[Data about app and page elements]
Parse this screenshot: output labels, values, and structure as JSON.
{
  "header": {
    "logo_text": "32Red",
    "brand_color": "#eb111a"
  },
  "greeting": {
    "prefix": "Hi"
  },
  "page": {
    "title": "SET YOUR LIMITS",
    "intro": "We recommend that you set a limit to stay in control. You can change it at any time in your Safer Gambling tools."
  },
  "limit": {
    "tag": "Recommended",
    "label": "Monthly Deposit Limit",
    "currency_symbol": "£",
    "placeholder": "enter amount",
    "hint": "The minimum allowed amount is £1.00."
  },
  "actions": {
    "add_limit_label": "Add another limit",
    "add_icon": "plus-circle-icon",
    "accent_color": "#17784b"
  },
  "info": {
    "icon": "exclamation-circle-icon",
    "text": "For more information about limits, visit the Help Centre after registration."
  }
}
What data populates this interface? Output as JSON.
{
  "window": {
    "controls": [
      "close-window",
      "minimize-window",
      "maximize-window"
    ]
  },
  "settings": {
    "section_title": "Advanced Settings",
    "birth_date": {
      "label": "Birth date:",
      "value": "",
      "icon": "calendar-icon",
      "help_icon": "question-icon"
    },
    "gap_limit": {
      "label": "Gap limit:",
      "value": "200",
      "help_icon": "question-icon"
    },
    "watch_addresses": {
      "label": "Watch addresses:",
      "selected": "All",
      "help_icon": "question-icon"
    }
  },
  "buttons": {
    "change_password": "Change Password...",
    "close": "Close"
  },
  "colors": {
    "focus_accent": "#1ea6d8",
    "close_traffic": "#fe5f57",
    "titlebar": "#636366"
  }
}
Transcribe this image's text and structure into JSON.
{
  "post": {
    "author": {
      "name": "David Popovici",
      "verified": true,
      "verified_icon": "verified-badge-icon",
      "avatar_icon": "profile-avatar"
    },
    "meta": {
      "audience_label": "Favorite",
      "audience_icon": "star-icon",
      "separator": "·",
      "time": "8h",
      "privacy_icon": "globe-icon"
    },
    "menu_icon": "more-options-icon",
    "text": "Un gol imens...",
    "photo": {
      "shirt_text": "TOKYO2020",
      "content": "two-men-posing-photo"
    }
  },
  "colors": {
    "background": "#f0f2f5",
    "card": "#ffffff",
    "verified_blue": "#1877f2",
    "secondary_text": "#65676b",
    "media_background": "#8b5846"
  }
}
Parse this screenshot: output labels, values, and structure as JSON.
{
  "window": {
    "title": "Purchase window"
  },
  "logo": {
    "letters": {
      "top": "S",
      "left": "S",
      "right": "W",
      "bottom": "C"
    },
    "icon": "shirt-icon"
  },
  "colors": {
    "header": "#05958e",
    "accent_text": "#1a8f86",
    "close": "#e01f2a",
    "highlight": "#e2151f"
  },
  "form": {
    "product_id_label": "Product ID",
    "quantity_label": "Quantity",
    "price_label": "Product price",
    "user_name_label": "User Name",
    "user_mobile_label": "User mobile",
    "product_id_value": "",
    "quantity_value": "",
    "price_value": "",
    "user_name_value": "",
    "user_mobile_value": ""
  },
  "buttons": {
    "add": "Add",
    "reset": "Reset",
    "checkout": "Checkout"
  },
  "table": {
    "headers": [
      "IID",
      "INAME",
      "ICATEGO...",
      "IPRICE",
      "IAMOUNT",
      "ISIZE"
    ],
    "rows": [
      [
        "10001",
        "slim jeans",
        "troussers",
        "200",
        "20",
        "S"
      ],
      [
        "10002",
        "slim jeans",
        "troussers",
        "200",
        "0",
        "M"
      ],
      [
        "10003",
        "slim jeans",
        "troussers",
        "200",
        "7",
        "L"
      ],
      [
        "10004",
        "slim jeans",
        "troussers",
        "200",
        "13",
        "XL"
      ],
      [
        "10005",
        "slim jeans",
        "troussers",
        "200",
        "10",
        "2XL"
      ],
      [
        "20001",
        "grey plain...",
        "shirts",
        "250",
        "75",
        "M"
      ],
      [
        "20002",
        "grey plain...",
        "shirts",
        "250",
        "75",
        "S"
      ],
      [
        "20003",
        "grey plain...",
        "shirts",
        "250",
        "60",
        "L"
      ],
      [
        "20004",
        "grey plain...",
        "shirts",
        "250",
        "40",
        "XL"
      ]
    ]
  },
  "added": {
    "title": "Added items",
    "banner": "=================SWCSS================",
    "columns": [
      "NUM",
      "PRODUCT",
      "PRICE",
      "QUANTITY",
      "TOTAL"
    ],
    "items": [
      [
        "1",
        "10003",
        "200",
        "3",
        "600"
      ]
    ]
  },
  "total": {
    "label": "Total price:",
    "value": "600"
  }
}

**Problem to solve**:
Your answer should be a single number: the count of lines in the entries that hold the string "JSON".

**The completed task**:
4